Nestled beside the Manhattan bridge along the East River, the 252 South Sales Center, a new high rise residential tower, embodies the industrial character of the Lower East Side of Manhattan. Images that relish the urban landscape, that bask in the rich tapestry New York creates, and that capture the energetic personality of the city.
Cool, monochromatic tones and digital imagery of both a narrative and abstract nature evoke the diverse charisma of one of New York City’s oldest neighborhoods.
Discover the artists who helped make this collection a reality.
Sweden based graphic artist Elisabeth Fredriksson created three works for 252 South. Self proclaimed color addict and nature lover, Fredriksson combines geometric shapes with bold lines and gilded colors, reminiscent of art deco traditions.
Brooklyn based artist Abby Goodman utilizes daily life experiences, dreams, and journeys to create an autobiographical pastiche. Using the illusive world as a platform to address the human condition, her imagery acts as a harbinger – yet functions as a symbol of hope. Her work, “Copper Brooklyn Bridges”, is an enigmatic combination of texture and opulence.

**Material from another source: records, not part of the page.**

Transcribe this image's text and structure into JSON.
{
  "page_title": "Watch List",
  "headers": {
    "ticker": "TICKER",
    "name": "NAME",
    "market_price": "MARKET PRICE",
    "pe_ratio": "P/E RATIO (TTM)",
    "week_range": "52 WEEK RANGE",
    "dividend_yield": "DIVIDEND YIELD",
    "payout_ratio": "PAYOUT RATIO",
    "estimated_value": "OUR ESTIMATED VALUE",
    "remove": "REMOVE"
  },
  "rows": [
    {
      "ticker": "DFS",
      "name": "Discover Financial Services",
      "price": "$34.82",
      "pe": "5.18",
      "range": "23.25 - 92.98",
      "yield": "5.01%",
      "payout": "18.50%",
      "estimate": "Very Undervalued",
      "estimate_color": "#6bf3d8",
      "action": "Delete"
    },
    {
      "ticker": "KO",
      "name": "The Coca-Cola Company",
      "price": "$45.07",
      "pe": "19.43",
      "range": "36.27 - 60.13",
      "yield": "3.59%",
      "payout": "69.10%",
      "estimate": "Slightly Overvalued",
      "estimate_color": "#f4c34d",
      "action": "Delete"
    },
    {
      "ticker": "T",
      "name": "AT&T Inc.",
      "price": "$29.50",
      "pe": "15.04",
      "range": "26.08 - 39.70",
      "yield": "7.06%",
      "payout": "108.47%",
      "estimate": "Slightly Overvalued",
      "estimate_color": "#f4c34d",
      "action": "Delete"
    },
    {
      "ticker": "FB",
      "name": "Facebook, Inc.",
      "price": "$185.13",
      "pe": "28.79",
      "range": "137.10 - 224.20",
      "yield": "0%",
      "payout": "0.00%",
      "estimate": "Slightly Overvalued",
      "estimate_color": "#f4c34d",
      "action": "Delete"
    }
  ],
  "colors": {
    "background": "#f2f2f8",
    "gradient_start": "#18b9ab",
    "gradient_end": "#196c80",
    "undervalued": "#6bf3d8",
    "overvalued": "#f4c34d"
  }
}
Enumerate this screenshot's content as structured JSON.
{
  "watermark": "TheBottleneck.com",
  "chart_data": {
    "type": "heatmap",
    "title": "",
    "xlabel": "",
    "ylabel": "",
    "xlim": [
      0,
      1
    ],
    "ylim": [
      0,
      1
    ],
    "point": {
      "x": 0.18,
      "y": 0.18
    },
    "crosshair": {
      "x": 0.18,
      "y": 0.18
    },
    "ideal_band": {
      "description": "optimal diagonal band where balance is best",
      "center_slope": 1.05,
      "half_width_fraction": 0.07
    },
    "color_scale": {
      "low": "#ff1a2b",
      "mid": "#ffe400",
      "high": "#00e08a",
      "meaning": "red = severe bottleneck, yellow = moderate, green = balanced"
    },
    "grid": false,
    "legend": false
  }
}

Reveling in beautiful mistakes, Katy Hirschfeld applies a DIY approach to her collages. Influenced by her personal outlooks and true life experiences, she uses mixed media to create a playful yet culled visualization of social consciousness and the current events of today. The overlapping of many small pieces, arranged in just the right way speaks volumes. She tests the viewer, challenging what they see versus what they feel. Her collage “Lady Liberty” takes a family New York City icon built out of perceived notions about city life.
Elliott Kaufman’s photographs have always revolved around architectural motives, finding inspiration in site-specific photomurals and wall art. Kaufman’s six’s works for 252 South Street perfectly capture the hustle and bustle of New York City.
Photographer Eileen Lerner combines elements of beauty, nature, and architecture. Fascinated with textural composition, she uses the process of deconstruction to bring new meaning to her images. In “River Moonlight”, Lerner added a layer of hazy softness to the image of blurred smoke stacks across the east river.
Interdisciplinary artist Doug McIntosh creates layered images he manipulates by combining natural materials such as wood with technology and digital imagery. He allows himself to go beyond previous limitations, opening up exciting new ways to bend and shape the boundaries of style and process while creating a new voice and visual experience.
Monica Perez’s works are expressions of emotion through the medium of paint on canvas. Uniting paint and design, her aesthetic merges tactile and digital techniques.
Toni Silber-Delerive creates aerial-view paintings, representing diverse places and spaces of the contemporary landscape. By flattening the surface planes, she conveys the textures of abstract space – a new view of the world around us. “NYC Water Tanks” takes a familiar view from the New York skyline and re-creates it through her eyes. The charming colors and interplay of shape, this street scene is Silber-Delerive’s own interpretation.
New York born and bred, photographer Richard Silver has traveled extensively, focuses on documenting beautiful structures and cultures, both ancient and modern, throughout our diverse world. For 252 South, Silver shot a monumental view from underneath the Manhattan Bridge.
Multi media artist Monika Striegel’s work embodies inspiration, happiness, love, and hard work. Her process isn’t planned, instead she just creates. Her work for 252 South is brings the perfect visual statement to the buildings industrial presence.
Photographer Roberto Vincentore tells stories through his photographs. Analyzing subtle differences in faces, natural and urban landscapes he is fascinated with the differences between entity and identity. His photograph of the Manhattan Bridge with the Empire State Building in the background, called “New York Ballads” is a stunning letter to a city seen through the eyes of someone who calls the city his home.